● ACTION ITEM
For every line in the entries that contains "fobs", show the whole line.

● DATA SECTION
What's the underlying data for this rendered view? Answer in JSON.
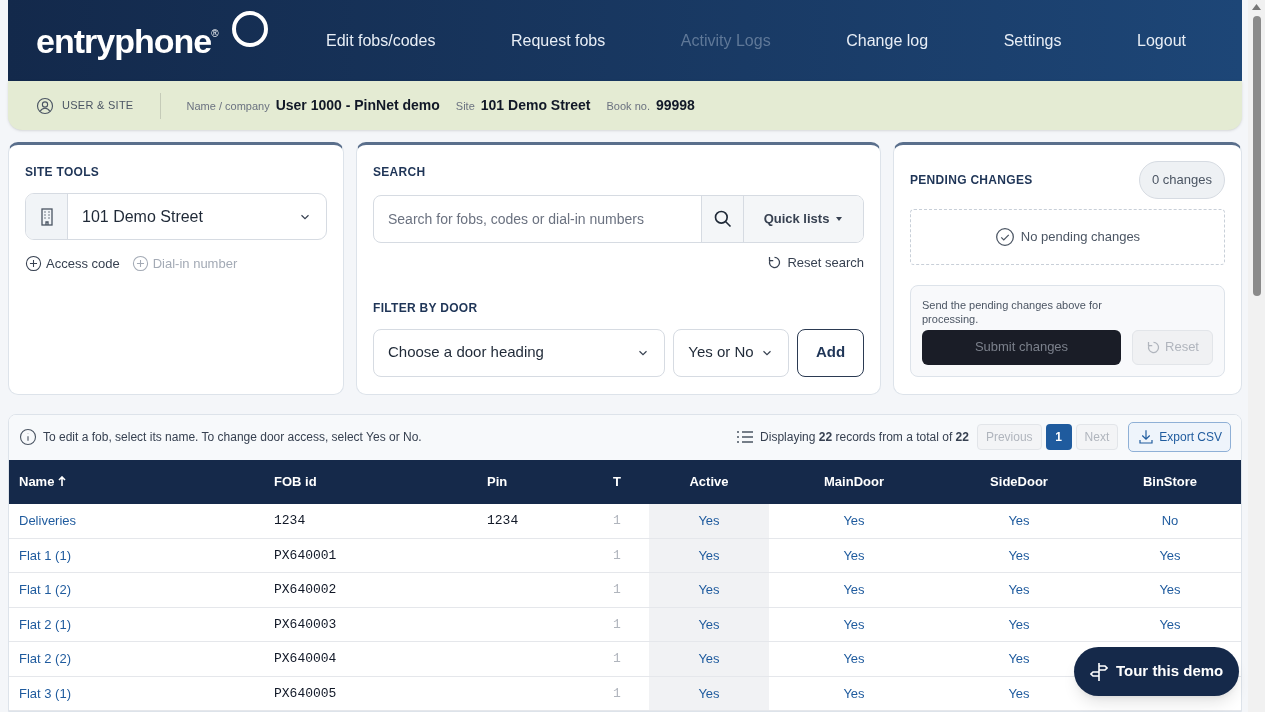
{
  "header": {
    "logo": "entryphone",
    "logo_mark": "®",
    "nav": [
      {
        "label": "Edit fobs/codes",
        "disabled": false
      },
      {
        "label": "Request fobs",
        "disabled": false
      },
      {
        "label": "Activity Logs",
        "disabled": true
      },
      {
        "label": "Change log",
        "disabled": false
      },
      {
        "label": "Settings",
        "disabled": false
      },
      {
        "label": "Logout",
        "disabled": false
      }
    ]
  },
  "info_bar": {
    "section": "USER & SITE",
    "fields": [
      {
        "label": "Name / company",
        "value": "User 1000 - PinNet demo"
      },
      {
        "label": "Site",
        "value": "101 Demo Street"
      },
      {
        "label": "Book no.",
        "value": "99998"
      }
    ]
  },
  "site_tools": {
    "title": "SITE TOOLS",
    "site_select": "101 Demo Street",
    "actions": [
      {
        "label": "Access code",
        "disabled": false
      },
      {
        "label": "Dial-in number",
        "disabled": true
      }
    ]
  },
  "search": {
    "title": "SEARCH",
    "placeholder": "Search for fobs, codes or dial-in numbers",
    "quick_lists": "Quick lists",
    "reset": "Reset search",
    "filter_title": "FILTER BY DOOR",
    "door_select": "Choose a door heading",
    "value_select": "Yes or No",
    "add": "Add"
  },
  "pending": {
    "title": "PENDING CHANGES",
    "count": "0 changes",
    "empty": "No pending changes",
    "note": "Send the pending changes above for processing.",
    "submit": {
      "label": "Submit changes",
      "disabled": true
    },
    "reset": {
      "label": "Reset",
      "disabled": true
    }
  },
  "table": {
    "hint": "To edit a fob, select its name. To change door access, select Yes or No.",
    "summary": "Displaying **22** records from a total of **22**",
    "pagination": {
      "previous": {
        "label": "Previous",
        "disabled": true
      },
      "pages": [
        {
          "label": "1",
          "selected": true
        }
      ],
      "next": {
        "label": "Next",
        "disabled": true
      }
    },
    "export": "Export CSV",
    "columns": [
      {
        "label": "Name",
        "sorted": true,
        "highlighted": false
      },
      {
        "label": "FOB id",
        "sorted": false,
        "highlighted": false
      },
      {
        "label": "Pin",
        "sorted": false,
        "highlighted": false
      },
      {
        "label": "T",
        "sorted": false,
        "highlighted": false
      },
      {
        "label": "Active",
        "sorted": false,
        "highlighted": true
      },
      {
        "label": "MainDoor",
        "sorted": false,
        "highlighted": false
      },
      {
        "label": "SideDoor",
        "sorted": false,
        "highlighted": false
      },
      {
        "label": "BinStore",
        "sorted": false,
        "highlighted": false
      }
    ],
    "rows": [
      {
        "name": "Deliveries",
        "fob_id": "1234",
        "pin": "1234",
        "t": "1",
        "doors": [
          "Yes",
          "Yes",
          "Yes",
          "No"
        ]
      },
      {
        "name": "Flat 1 (1)",
        "fob_id": "PX640001",
        "t": "1",
        "doors": [
          "Yes",
          "Yes",
          "Yes",
          "Yes"
        ]
      },
      {
        "name": "Flat 1 (2)",
        "fob_id": "PX640002",
        "t": "1",
        "doors": [
          "Yes",
          "Yes",
          "Yes",
          "Yes"
        ]
      },
      {
        "name": "Flat 2 (1)",
        "fob_id": "PX640003",
        "t": "1",
        "doors": [
          "Yes",
          "Yes",
          "Yes",
          "Yes"
        ]
      },
      {
        "name": "Flat 2 (2)",
        "fob_id": "PX640004",
        "t": "1",
        "doors": [
          "Yes",
          "Yes",
          "Yes"
        ]
      },
      {
        "name": "Flat 3 (1)",
        "fob_id": "PX640005",
        "t": "1",
        "doors": [
          "Yes",
          "Yes",
          "Yes"
        ]
      }
    ]
  },
  "tour": {
    "label": "Tour this demo"
  }
}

● REPLY TO THE EXERCISE
        "label": "Edit fobs/codes",
        "label": "Request fobs",
    "placeholder": "Search for fobs, codes or dial-in numbers",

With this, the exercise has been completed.